A Front Door for Menomonie

city plans downtown “gateway project”

Eric Larson

The renderings above and below, from AHMC Asset Management, display a 250-bed student housing complex on S Broadway Street with first-floor commercial space.

    After an initial veto by the mayor, distribution of a town survey, countless e-mail and blog commenting, and general talk around the block, the decision is finally in: downtown Menomonie will soon be home to a spankin’ new, multi-million dollar mixed-use housing and retail complex.

    The Menomonie City Council, after a 10-0 vote, recently overturned Mayor Randy Knaack’s veto against a proposed building project for the downtown area.

    The building plan – which has been named the “Gateway Project” – is being managed by Eau Claire-based AHMC Asset Management, and will take the place of the old Leever’s grocery store on South Broadway, a site that’s been sitting vacant since 2003. 

    The 250-bed complex will offer student housing, as well as first-floor commercial development, and, to top things off, the building will be four stories tall – one floor taller than the rest of the buildings downtown. So what does this all mean for the city of Menomonie? Residents are saying big things.

    “Most of the downtown owners and business persons I have heard from have spoken with great enthusiasm about the project,” said Menomonie attorney Mike Fairchild. “It is likely to provide significant property taxes to the city … [and] make shopping easier and more attractive to Stout students.”

    Laura Short, executive director of Main Street in Menomonie, spoke to me on the phone about her expectations for the new project. When completed, she said, the building will be just the ticket for business growth and expansion in the city.

    “All business owners want to see downtown improve … they want to see development,” Laura said. “The ground floor retail will definitely serve as a hope for growth.”

    As director of Main Street, Laura works daily with business owners to engage the community.

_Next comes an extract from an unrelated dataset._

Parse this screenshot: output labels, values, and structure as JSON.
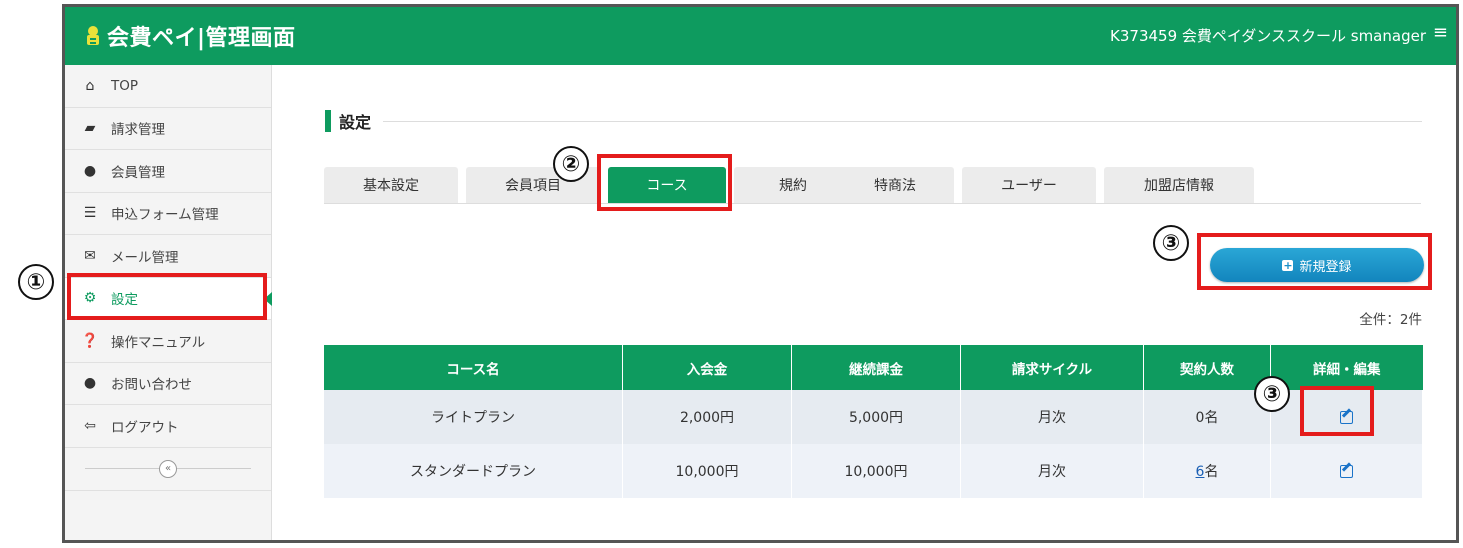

When she’s not marketing the downtown area, she’s busy recruiting new businesses to the city.